Whenever a line below includes the word "type", copy that line.

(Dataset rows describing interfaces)
· · ·
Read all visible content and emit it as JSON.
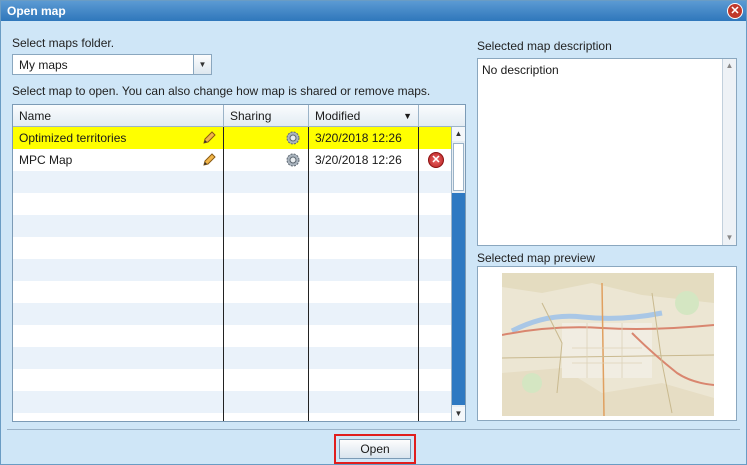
{
  "window": {
    "title": "Open map",
    "close_symbol": "✕"
  },
  "folder": {
    "label": "Select maps folder.",
    "selected": "My maps",
    "dropdown_arrow": "▼"
  },
  "instructions": "Select map to open. You can also change how map is shared or remove maps.",
  "table": {
    "columns": {
      "name": "Name",
      "sharing": "Sharing",
      "modified": "Modified",
      "sort_indicator": "▼"
    },
    "rows": [
      {
        "name": "Optimized territories",
        "modified": "3/20/2018 12:26",
        "selected": true,
        "removable": false
      },
      {
        "name": "MPC Map",
        "modified": "3/20/2018 12:26",
        "selected": false,
        "removable": true
      }
    ],
    "scroll_up": "▲",
    "scroll_down": "▼",
    "delete_symbol": "✕"
  },
  "description": {
    "label": "Selected map description",
    "text": "No description",
    "scroll_up": "▲",
    "scroll_down": "▼"
  },
  "preview": {
    "label": "Selected map preview"
  },
  "actions": {
    "open_label": "Open"
  },
  "colors": {
    "selected_row": "#ffff00",
    "title_bar": "#2f77bb",
    "highlight_border": "#e01e1e",
    "delete_red": "#c0392b"
  }
}
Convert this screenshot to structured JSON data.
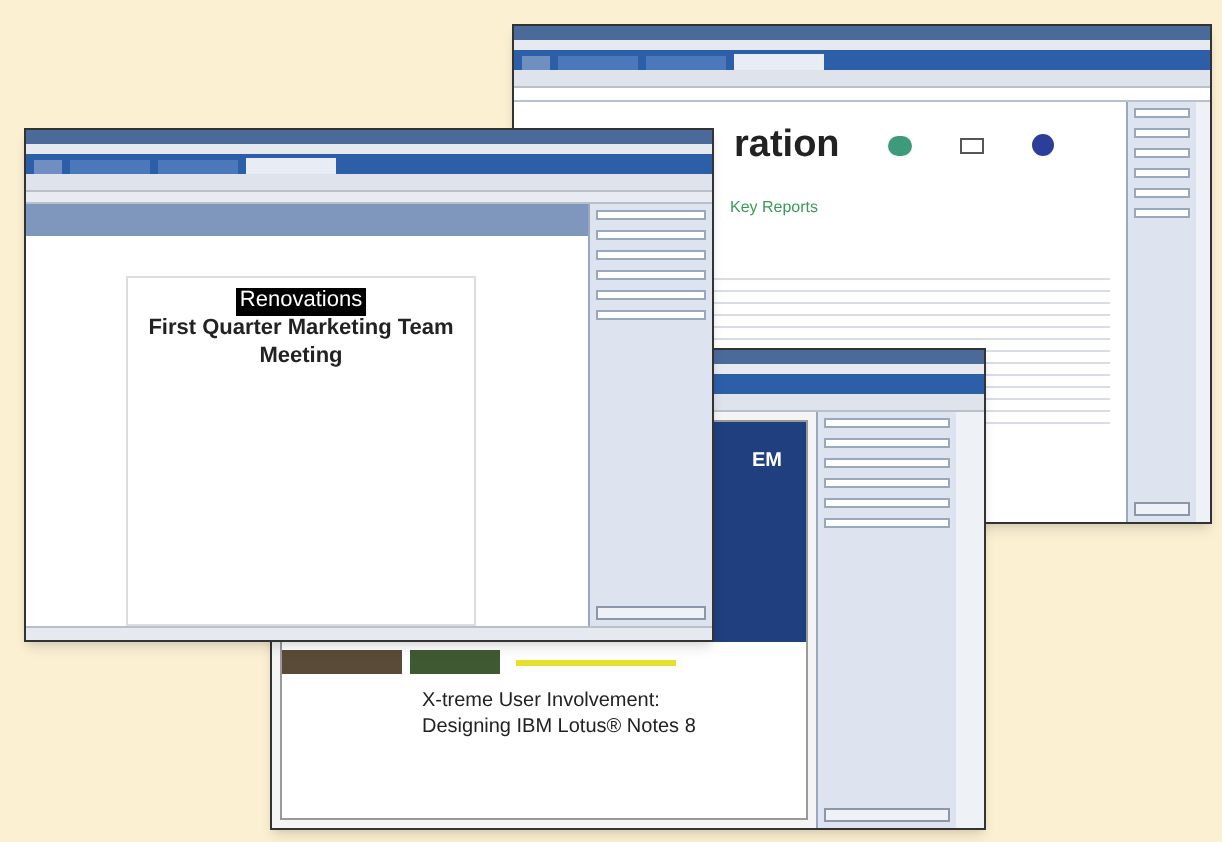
{
  "windows": [
    {
      "kind": "spreadsheet",
      "heading": "ration",
      "subheading": "Key Reports"
    },
    {
      "kind": "presentation",
      "logo": "EM",
      "title_lines": [
        "X-treme User Involvement:",
        "Designing IBM Lotus® Notes 8"
      ]
    },
    {
      "kind": "document",
      "highlight": "Renovations",
      "title_lines": [
        "First Quarter Marketing Team",
        "Meeting"
      ]
    }
  ]
}
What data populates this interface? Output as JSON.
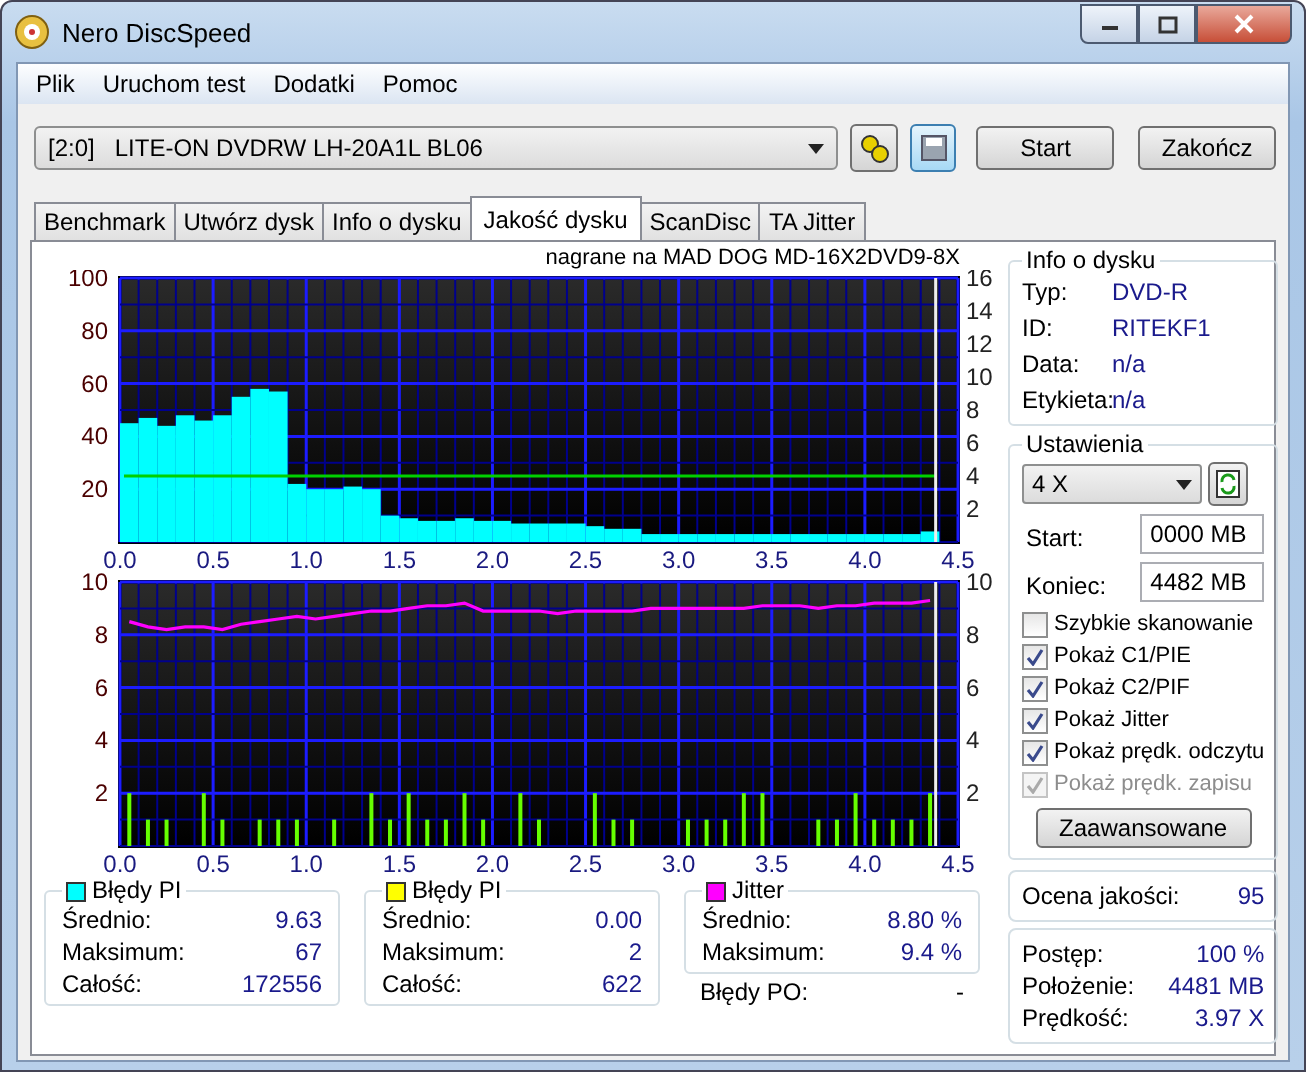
{
  "window": {
    "title": "Nero DiscSpeed"
  },
  "menu": [
    "Plik",
    "Uruchom test",
    "Dodatki",
    "Pomoc"
  ],
  "toolbar": {
    "drive": "[2:0]   LITE-ON DVDRW LH-20A1L BL06",
    "buttons": [
      "Start",
      "Zakończ"
    ]
  },
  "tabs": [
    {
      "label": "Benchmark",
      "selected": false
    },
    {
      "label": "Utwórz dysk",
      "selected": false
    },
    {
      "label": "Info o dysku",
      "selected": false
    },
    {
      "label": "Jakość dysku",
      "selected": true
    },
    {
      "label": "ScanDisc",
      "selected": false
    },
    {
      "label": "TA Jitter",
      "selected": false
    }
  ],
  "charts": [
    {
      "chart_data": {
        "type": "bar",
        "title": "nagrane na MAD DOG  MD-16X2DVD9-8X",
        "grid": true,
        "x": [
          0.05,
          0.15,
          0.25,
          0.35,
          0.45,
          0.55,
          0.65,
          0.75,
          0.85,
          0.95,
          1.05,
          1.15,
          1.25,
          1.35,
          1.45,
          1.55,
          1.65,
          1.75,
          1.85,
          1.95,
          2.05,
          2.15,
          2.25,
          2.35,
          2.45,
          2.55,
          2.65,
          2.75,
          2.85,
          2.95,
          3.05,
          3.15,
          3.25,
          3.35,
          3.45,
          3.55,
          3.65,
          3.75,
          3.85,
          3.95,
          4.05,
          4.15,
          4.25,
          4.35
        ],
        "xlim": [
          0,
          4.5
        ],
        "ylim": [
          0,
          100
        ],
        "y2lim": [
          0,
          16
        ],
        "xticks": [
          {
            "value": 0,
            "label": "0.0"
          },
          {
            "value": 0.5,
            "label": "0.5"
          },
          {
            "value": 1,
            "label": "1.0"
          },
          {
            "value": 1.5,
            "label": "1.5"
          },
          {
            "value": 2,
            "label": "2.0"
          },
          {
            "value": 2.5,
            "label": "2.5"
          },
          {
            "value": 3,
            "label": "3.0"
          },
          {
            "value": 3.5,
            "label": "3.5"
          },
          {
            "value": 4,
            "label": "4.0"
          },
          {
            "value": 4.5,
            "label": "4.5"
          }
        ],
        "yticks": [
          20,
          40,
          60,
          80,
          100
        ],
        "y2ticks": [
          2,
          4,
          6,
          8,
          10,
          12,
          14,
          16
        ],
        "series": [
          {
            "color": "#00ffff",
            "values": [
              45,
              47,
              44,
              48,
              46,
              48,
              55,
              58,
              57,
              22,
              20,
              20,
              21,
              20,
              10,
              9,
              8,
              8,
              9,
              8,
              8,
              7,
              7,
              7,
              7,
              6,
              5,
              5,
              3,
              3,
              3,
              3,
              3,
              3,
              3,
              3,
              3,
              3,
              3,
              3,
              3,
              3,
              3,
              4
            ]
          }
        ],
        "ref_lines": [
          {
            "axis": "y2",
            "value": 4,
            "color": "#00d000"
          },
          {
            "axis": "x",
            "value": 4.38,
            "color": "#eeeeee"
          }
        ]
      }
    },
    {
      "chart_data": {
        "type": "line",
        "grid": true,
        "x": [
          0.05,
          0.15,
          0.25,
          0.35,
          0.45,
          0.55,
          0.65,
          0.75,
          0.85,
          0.95,
          1.05,
          1.15,
          1.25,
          1.35,
          1.45,
          1.55,
          1.65,
          1.75,
          1.85,
          1.95,
          2.05,
          2.15,
          2.25,
          2.35,
          2.45,
          2.55,
          2.65,
          2.75,
          2.85,
          2.95,
          3.05,
          3.15,
          3.25,
          3.35,
          3.45,
          3.55,
          3.65,
          3.75,
          3.85,
          3.95,
          4.05,
          4.15,
          4.25,
          4.35
        ],
        "xlim": [
          0,
          4.5
        ],
        "ylim": [
          0,
          10
        ],
        "y2lim": [
          0,
          10
        ],
        "xticks": [
          {
            "value": 0,
            "label": "0.0"
          },
          {
            "value": 0.5,
            "label": "0.5"
          },
          {
            "value": 1,
            "label": "1.0"
          },
          {
            "value": 1.5,
            "label": "1.5"
          },
          {
            "value": 2,
            "label": "2.0"
          },
          {
            "value": 2.5,
            "label": "2.5"
          },
          {
            "value": 3,
            "label": "3.0"
          },
          {
            "value": 3.5,
            "label": "3.5"
          },
          {
            "value": 4,
            "label": "4.0"
          },
          {
            "value": 4.5,
            "label": "4.5"
          }
        ],
        "yticks": [
          2,
          4,
          6,
          8,
          10
        ],
        "y2ticks": [
          2,
          4,
          6,
          8,
          10
        ],
        "series": [
          {
            "type": "line",
            "color": "#ff00ff",
            "values": [
              8.5,
              8.3,
              8.2,
              8.3,
              8.3,
              8.2,
              8.4,
              8.5,
              8.6,
              8.7,
              8.6,
              8.7,
              8.8,
              8.9,
              8.9,
              9.0,
              9.1,
              9.1,
              9.2,
              8.9,
              8.9,
              8.9,
              8.9,
              8.8,
              8.9,
              8.9,
              8.9,
              8.9,
              9.0,
              9.0,
              9.0,
              9.0,
              9.0,
              9.0,
              9.1,
              9.1,
              9.1,
              9.0,
              9.1,
              9.1,
              9.2,
              9.2,
              9.2,
              9.3
            ]
          },
          {
            "type": "bar",
            "color": "#66ff00",
            "values": [
              2,
              1,
              1,
              0,
              2,
              1,
              0,
              1,
              1,
              1,
              0,
              1,
              0,
              2,
              1,
              2,
              1,
              1,
              2,
              1,
              0,
              2,
              1,
              0,
              0,
              2,
              1,
              1,
              0,
              0,
              1,
              1,
              1,
              2,
              2,
              0,
              0,
              1,
              1,
              2,
              1,
              1,
              1,
              2
            ]
          }
        ],
        "ref_lines": [
          {
            "axis": "x",
            "value": 4.38,
            "color": "#eeeeee"
          }
        ]
      }
    }
  ],
  "stats": [
    {
      "title": "Błędy PI",
      "color": "#00ffff",
      "rows": [
        {
          "label": "Średnio:",
          "value": "9.63"
        },
        {
          "label": "Maksimum:",
          "value": "67"
        },
        {
          "label": "Całość:",
          "value": "172556"
        }
      ]
    },
    {
      "title": "Błędy PI",
      "color": "#ffff00",
      "rows": [
        {
          "label": "Średnio:",
          "value": "0.00"
        },
        {
          "label": "Maksimum:",
          "value": "2"
        },
        {
          "label": "Całość:",
          "value": "622"
        }
      ]
    },
    {
      "title": "Jitter",
      "color": "#ff00ff",
      "rows": [
        {
          "label": "Średnio:",
          "value": "8.80 %"
        },
        {
          "label": "Maksimum:",
          "value": "9.4 %"
        }
      ],
      "extra": {
        "label": "Błędy PO:",
        "value": "-"
      }
    }
  ],
  "disc_info": {
    "title": "Info o dysku",
    "rows": [
      {
        "label": "Typ:",
        "value": "DVD-R"
      },
      {
        "label": "ID:",
        "value": "RITEKF1"
      },
      {
        "label": "Data:",
        "value": "n/a"
      },
      {
        "label": "Etykieta:",
        "value": "n/a"
      }
    ]
  },
  "settings": {
    "title": "Ustawienia",
    "speed": "4 X",
    "fields": [
      {
        "label": "Start:",
        "value": "0000 MB"
      },
      {
        "label": "Koniec:",
        "value": "4482 MB"
      }
    ],
    "checkboxes": [
      {
        "label": "Szybkie skanowanie",
        "checked": false,
        "disabled": false
      },
      {
        "label": "Pokaż C1/PIE",
        "checked": true,
        "disabled": false
      },
      {
        "label": "Pokaż C2/PIF",
        "checked": true,
        "disabled": false
      },
      {
        "label": "Pokaż Jitter",
        "checked": true,
        "disabled": false
      },
      {
        "label": "Pokaż prędk. odczytu",
        "checked": true,
        "disabled": false
      },
      {
        "label": "Pokaż prędk. zapisu",
        "checked": true,
        "disabled": true
      }
    ],
    "button": "Zaawansowane"
  },
  "quality": {
    "label": "Ocena jakości:",
    "value": "95"
  },
  "progress": [
    {
      "label": "Postęp:",
      "value": "100 %"
    },
    {
      "label": "Położenie:",
      "value": "4481 MB"
    },
    {
      "label": "Prędkość:",
      "value": "3.97 X"
    }
  ]
}
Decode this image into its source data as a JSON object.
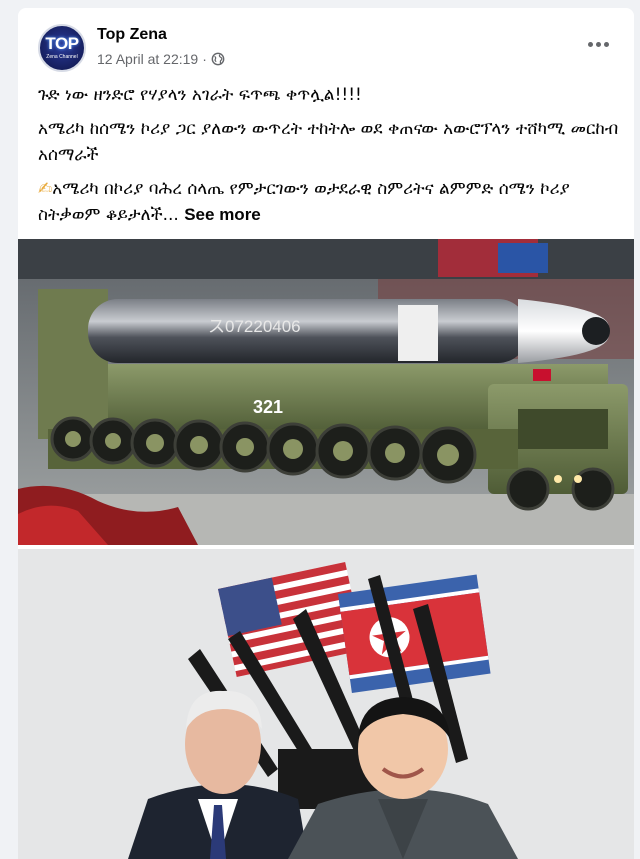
{
  "post": {
    "page_name": "Top Zena",
    "avatar": {
      "big": "TOP",
      "small": "Zena Channel"
    },
    "timestamp": "12 April at 22:19",
    "separator": "·",
    "privacy_icon": "globe-icon",
    "more_icon": "more-horizontal-icon",
    "text": {
      "line1": "ጉድ ነው ዘንድሮ የሃያላን አገራት ፍጥጫ ቀጥሏል!!!!",
      "line2": "አሜሪካ ከሰሜን ኮሪያ ጋር ያለውን ውጥረት ተከትሎ ወደ ቀጠናው አውሮፕላን ተሸካሚ መርከብ አሰማራች",
      "line3_icon": "✍",
      "line3": "አሜሪካ በኮሪያ ባሕረ ሰላጤ የምታርገውን ወታደራዊ ስምሪትና ልምምድ ሰሜን ኮሪያ ስትቃወም ቆይታለች...",
      "see_more": "See more"
    },
    "photo1": {
      "missile_serial": "ス07220406",
      "vehicle_mark": "321"
    },
    "photo2": {}
  }
}
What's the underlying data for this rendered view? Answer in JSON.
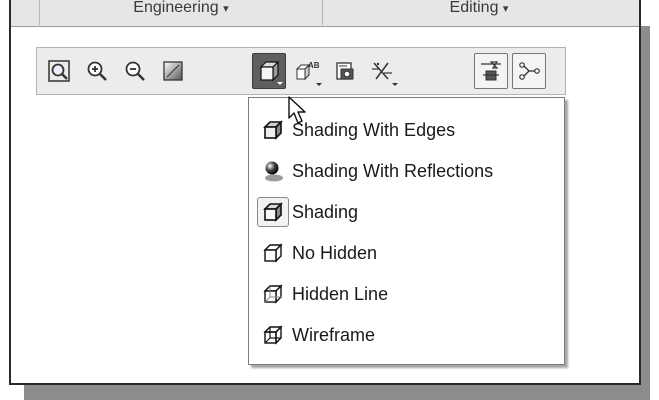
{
  "tabs": [
    {
      "label": "Engineering",
      "caret": "▾"
    },
    {
      "label": "Editing",
      "caret": "▾"
    }
  ],
  "toolbar": {
    "buttons": [
      {
        "icon": "zoom-fit-icon"
      },
      {
        "icon": "zoom-in-icon"
      },
      {
        "icon": "zoom-out-icon"
      },
      {
        "icon": "view-style-icon"
      },
      {
        "icon": "shading-cube-icon",
        "state": "pressed",
        "has_dropdown": true
      },
      {
        "icon": "annotation-display-icon",
        "has_dropdown": true
      },
      {
        "icon": "saved-views-icon"
      },
      {
        "icon": "datum-display-icon",
        "has_dropdown": true
      },
      {
        "icon": "plane-display-icon",
        "state": "selected"
      },
      {
        "icon": "axis-display-icon",
        "state": "selected"
      }
    ]
  },
  "display_menu": {
    "items": [
      {
        "label": "Shading With Edges",
        "icon": "shading-with-edges-icon"
      },
      {
        "label": "Shading With Reflections",
        "icon": "shading-with-reflections-icon"
      },
      {
        "label": "Shading",
        "icon": "shading-icon",
        "selected": true
      },
      {
        "label": "No Hidden",
        "icon": "no-hidden-icon"
      },
      {
        "label": "Hidden Line",
        "icon": "hidden-line-icon"
      },
      {
        "label": "Wireframe",
        "icon": "wireframe-icon"
      }
    ]
  }
}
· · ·
= Your solution =
        "type": "bar",
        "type": "line",
            "type": "line",
            "type": "bar",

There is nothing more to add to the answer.